━━━━━ Data for processing ━━━━━
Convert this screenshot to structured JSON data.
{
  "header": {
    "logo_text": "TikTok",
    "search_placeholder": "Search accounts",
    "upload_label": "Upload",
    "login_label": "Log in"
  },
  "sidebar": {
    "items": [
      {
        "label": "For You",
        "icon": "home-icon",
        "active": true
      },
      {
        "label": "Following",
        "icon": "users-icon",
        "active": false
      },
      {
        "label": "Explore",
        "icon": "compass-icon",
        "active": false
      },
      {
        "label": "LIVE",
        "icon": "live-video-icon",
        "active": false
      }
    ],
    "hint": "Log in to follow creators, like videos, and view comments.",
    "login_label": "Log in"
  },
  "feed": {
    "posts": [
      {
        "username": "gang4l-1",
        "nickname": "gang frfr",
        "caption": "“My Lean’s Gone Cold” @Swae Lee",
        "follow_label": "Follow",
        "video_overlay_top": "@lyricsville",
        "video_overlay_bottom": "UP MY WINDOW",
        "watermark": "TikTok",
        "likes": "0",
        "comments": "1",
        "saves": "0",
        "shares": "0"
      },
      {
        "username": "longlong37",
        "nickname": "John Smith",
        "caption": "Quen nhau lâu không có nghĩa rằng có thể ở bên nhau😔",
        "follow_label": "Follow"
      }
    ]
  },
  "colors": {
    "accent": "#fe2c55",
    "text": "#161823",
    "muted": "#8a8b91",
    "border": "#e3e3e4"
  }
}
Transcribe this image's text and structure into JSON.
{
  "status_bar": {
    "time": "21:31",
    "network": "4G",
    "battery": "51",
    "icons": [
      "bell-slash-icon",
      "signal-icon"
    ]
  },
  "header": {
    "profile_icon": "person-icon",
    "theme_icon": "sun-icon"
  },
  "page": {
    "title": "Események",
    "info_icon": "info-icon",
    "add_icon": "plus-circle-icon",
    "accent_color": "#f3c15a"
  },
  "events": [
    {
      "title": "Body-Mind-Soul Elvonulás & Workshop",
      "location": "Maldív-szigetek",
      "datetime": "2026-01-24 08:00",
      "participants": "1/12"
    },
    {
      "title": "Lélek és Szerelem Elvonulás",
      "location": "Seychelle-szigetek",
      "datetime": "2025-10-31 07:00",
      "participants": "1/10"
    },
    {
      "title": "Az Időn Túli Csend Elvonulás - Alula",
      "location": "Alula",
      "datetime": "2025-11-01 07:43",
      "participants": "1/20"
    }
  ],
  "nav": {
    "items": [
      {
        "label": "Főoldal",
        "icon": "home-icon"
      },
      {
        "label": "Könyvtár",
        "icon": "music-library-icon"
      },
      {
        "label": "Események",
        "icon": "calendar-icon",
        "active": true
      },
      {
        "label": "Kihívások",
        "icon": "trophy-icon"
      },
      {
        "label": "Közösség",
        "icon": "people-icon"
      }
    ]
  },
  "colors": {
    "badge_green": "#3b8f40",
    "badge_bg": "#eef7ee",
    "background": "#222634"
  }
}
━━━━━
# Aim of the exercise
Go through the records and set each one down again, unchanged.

# Exercise solution
Convert this screenshot to structured JSON data.
{
  "header": {
    "logo_text": "TikTok",
    "search_placeholder": "Search accounts",
    "upload_label": "Upload",
    "login_label": "Log in"
  },
  "sidebar": {
    "items": [
      {
        "label": "For You",
        "icon": "home-icon",
        "active": true
      },
      {
        "label": "Following",
        "icon": "users-icon",
        "active": false
      },
      {
        "label": "Explore",
        "icon": "compass-icon",
        "active": false
      },
      {
        "label": "LIVE",
        "icon": "live-video-icon",
        "active": false
      }
    ],
    "hint": "Log in to follow creators, like videos, and view comments.",
    "login_label": "Log in"
  },
  "feed": {
    "posts": [
      {
        "username": "gang4l-1",
        "nickname": "gang frfr",
        "caption": "“My Lean’s Gone Cold” @Swae Lee",
        "follow_label": "Follow",
        "video_overlay_top": "@lyricsville",
        "video_overlay_bottom": "UP MY WINDOW",
        "watermark": "TikTok",
        "likes": "0",
        "comments": "1",
        "saves": "0",
        "shares": "0"
      },
      {
        "username": "longlong37",
        "nickname": "John Smith",
        "caption": "Quen nhau lâu không có nghĩa rằng có thể ở bên nhau😔",
        "follow_label": "Follow"
      }
    ]
  },
  "colors": {
    "accent": "#fe2c55",
    "text": "#161823",
    "muted": "#8a8b91",
    "border": "#e3e3e4"
  }
}
Transcribe this image's text and structure into JSON.
{
  "status_bar": {
    "time": "21:31",
    "network": "4G",
    "battery": "51",
    "icons": [
      "bell-slash-icon",
      "signal-icon"
    ]
  },
  "header": {
    "profile_icon": "person-icon",
    "theme_icon": "sun-icon"
  },
  "page": {
    "title": "Események",
    "info_icon": "info-icon",
    "add_icon": "plus-circle-icon",
    "accent_color": "#f3c15a"
  },
  "events": [
    {
      "title": "Body-Mind-Soul Elvonulás & Workshop",
      "location": "Maldív-szigetek",
      "datetime": "2026-01-24 08:00",
      "participants": "1/12"
    },
    {
      "title": "Lélek és Szerelem Elvonulás",
      "location": "Seychelle-szigetek",
      "datetime": "2025-10-31 07:00",
      "participants": "1/10"
    },
    {
      "title": "Az Időn Túli Csend Elvonulás - Alula",
      "location": "Alula",
      "datetime": "2025-11-01 07:43",
      "participants": "1/20"
    }
  ],
  "nav": {
    "items": [
      {
        "label": "Főoldal",
        "icon": "home-icon"
      },
      {
        "label": "Könyvtár",
        "icon": "music-library-icon"
      },
      {
        "label": "Események",
        "icon": "calendar-icon",
        "active": true
      },
      {
        "label": "Kihívások",
        "icon": "trophy-icon"
      },
      {
        "label": "Közösség",
        "icon": "people-icon"
      }
    ]
  },
  "colors": {
    "badge_green": "#3b8f40",
    "badge_bg": "#eef7ee",
    "background": "#222634"
  }
}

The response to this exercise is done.